◆ **INSTRUCTIONS FOR THE TASK**: Every line containing the string "Новый" is to be copied from the records.

◆ **Page and application data records**:

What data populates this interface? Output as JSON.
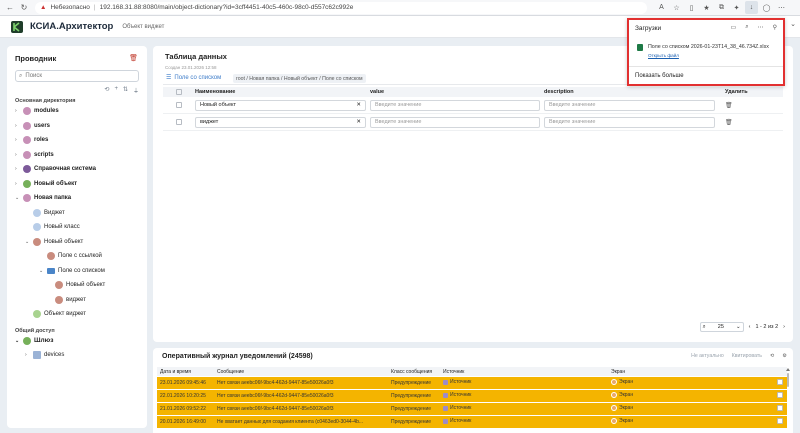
{
  "browser": {
    "security_label": "Небезопасно",
    "url": "192.168.31.88:8080/main/object-dictionary?id=3cff4451-40c5-460c-98c0-d557c62c992e"
  },
  "app": {
    "title": "КСИА.Архитектор",
    "subtitle": "Объект виджет",
    "accent": "#3d7cc9"
  },
  "explorer": {
    "title": "Проводник",
    "search_placeholder": "Поиск",
    "main_section": "Основная директория",
    "shared_section": "Общий доступ",
    "items": [
      {
        "label": "modules",
        "bold": true
      },
      {
        "label": "users",
        "bold": true
      },
      {
        "label": "roles",
        "bold": true
      },
      {
        "label": "scripts",
        "bold": true
      },
      {
        "label": "Справочная система",
        "bold": true
      },
      {
        "label": "Новый объект",
        "bold": true
      },
      {
        "label": "Новая папка",
        "bold": true
      }
    ],
    "children": {
      "vidzhet": "Виджет",
      "new_class": "Новый класс",
      "new_object": "Новый объект",
      "field_link": "Поле с ссылкой",
      "field_list": "Поле со списком",
      "new_object_2": "Новый объект",
      "vidzhet_2": "виджет",
      "object_widget": "Объект виджет"
    },
    "gateway": "Шлюз",
    "devices": "devices"
  },
  "table": {
    "title": "Таблица данных",
    "created": "Создан 23.01.2026 12:58",
    "tab": "Поле со списком",
    "breadcrumb": "root / Новая папка / Новый объект / Поле со списком",
    "columns": [
      "Наименование",
      "value",
      "description",
      "Удалить"
    ],
    "rows": [
      {
        "name": "Новый объект",
        "value_ph": "Введите значение",
        "desc_ph": "Введите значение"
      },
      {
        "name": "виджет",
        "value_ph": "Введите значение",
        "desc_ph": "Введите значение"
      }
    ],
    "page_size": "25",
    "page_info": "1 - 2 из 2"
  },
  "journal": {
    "title": "Оперативный журнал уведомлений (24598)",
    "not_relevant": "Не актуально",
    "quit": "Квитировать",
    "columns": [
      "Дата и время",
      "Сообщение",
      "Класс сообщения",
      "Источник",
      "Экран"
    ],
    "rows": [
      {
        "dt": "23.01.2026 09:45:46",
        "msg": "Нет связи aeebc06f-9bc4-462d-9447-85e50026a0f3",
        "cls": "Предупреждение",
        "src": "Источник",
        "scr": "Экран"
      },
      {
        "dt": "22.01.2026 10:20:25",
        "msg": "Нет связи aeebc06f-9bc4-462d-9447-85e50026a0f3",
        "cls": "Предупреждение",
        "src": "Источник",
        "scr": "Экран"
      },
      {
        "dt": "21.01.2026 09:52:22",
        "msg": "Нет связи aeebc06f-9bc4-462d-9447-85e50026a0f3",
        "cls": "Предупреждение",
        "src": "Источник",
        "scr": "Экран"
      },
      {
        "dt": "20.01.2026 16:49:00",
        "msg": "Не хватает данных для создания клиента (c0463ed0-3044-4b...",
        "cls": "Предупреждение",
        "src": "Источник",
        "scr": "Экран"
      }
    ]
  },
  "downloads": {
    "title": "Загрузки",
    "file": "Поле со списком 2026-01-23T14_38_46.734Z.xlsx",
    "open_file": "Открыть файл",
    "show_more": "Показать больше",
    "highlight_color": "#e23030"
  }
}
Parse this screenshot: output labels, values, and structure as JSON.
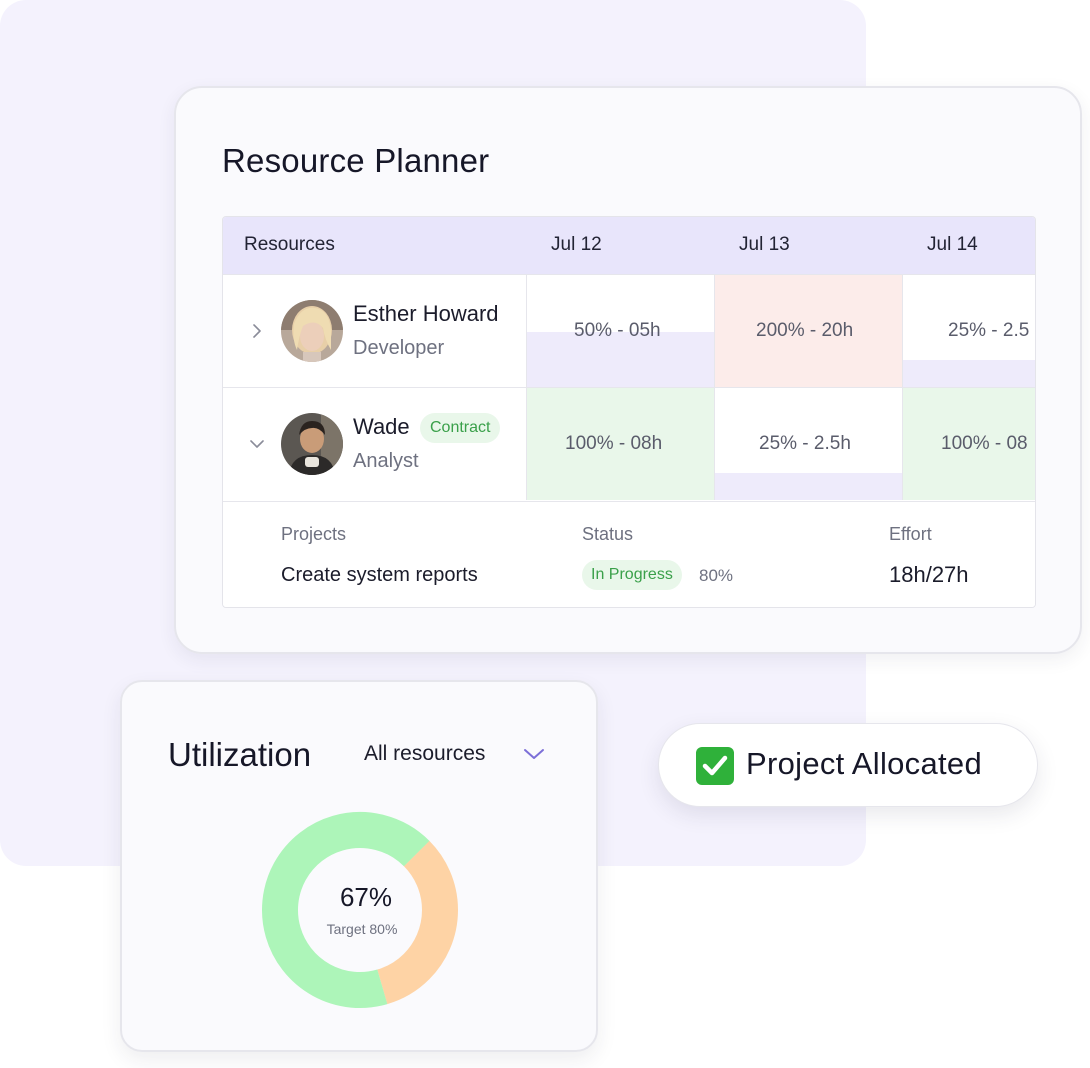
{
  "planner": {
    "title": "Resource Planner",
    "headers": {
      "resources": "Resources",
      "col1": "Jul 12",
      "col2": "Jul 13",
      "col3": "Jul 14"
    },
    "rows": [
      {
        "name": "Esther Howard",
        "role": "Developer",
        "tag": "",
        "expanded": false,
        "chevron_icon": "chevron-right-icon",
        "cells": [
          {
            "text": "50% - 05h",
            "allocation": 0.5,
            "fill_color": "#eeebfb",
            "bg_color": "#ffffff"
          },
          {
            "text": "200% - 20h",
            "allocation": 2.0,
            "fill_color": "#fcecea",
            "bg_color": "#fcecea"
          },
          {
            "text": "25% - 2.5",
            "allocation": 0.25,
            "fill_color": "#eeebfb",
            "bg_color": "#ffffff"
          }
        ]
      },
      {
        "name": "Wade",
        "role": "Analyst",
        "tag": "Contract",
        "expanded": true,
        "chevron_icon": "chevron-down-icon",
        "cells": [
          {
            "text": "100% - 08h",
            "allocation": 1.0,
            "fill_color": "#e9f7ea",
            "bg_color": "#e9f7ea"
          },
          {
            "text": "25% - 2.5h",
            "allocation": 0.25,
            "fill_color": "#eeebfb",
            "bg_color": "#ffffff"
          },
          {
            "text": "100% - 08",
            "allocation": 1.0,
            "fill_color": "#e9f7ea",
            "bg_color": "#e9f7ea"
          }
        ]
      }
    ],
    "detail": {
      "projects_label": "Projects",
      "status_label": "Status",
      "effort_label": "Effort",
      "project_name": "Create system reports",
      "status": "In Progress",
      "status_percent": "80%",
      "effort": "18h/27h"
    }
  },
  "utilization": {
    "title": "Utilization",
    "filter": "All resources",
    "value_text": "67%",
    "target_text": "Target 80%",
    "value_fraction": 0.67,
    "target_fraction": 0.8,
    "colors": {
      "value": "#adf5b9",
      "gap": "#fed3a5"
    }
  },
  "toast": {
    "text": "Project Allocated",
    "icon": "check-mark-icon"
  },
  "colors": {
    "header_bg": "#e8e5fb",
    "accent": "#7c6fd8",
    "success": "#3aa04a",
    "background": "#f4f2fd"
  }
}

◆ **SOLUTION FOR THIS TASK**:
        "label": "Новый объект",
      "new_class": "Новый класс",
      "new_object": "Новый объект",
      "new_object_2": "Новый объект",
    "breadcrumb": "root / Новая папка / Новый объект / Поле со списком",
        "name": "Новый объект",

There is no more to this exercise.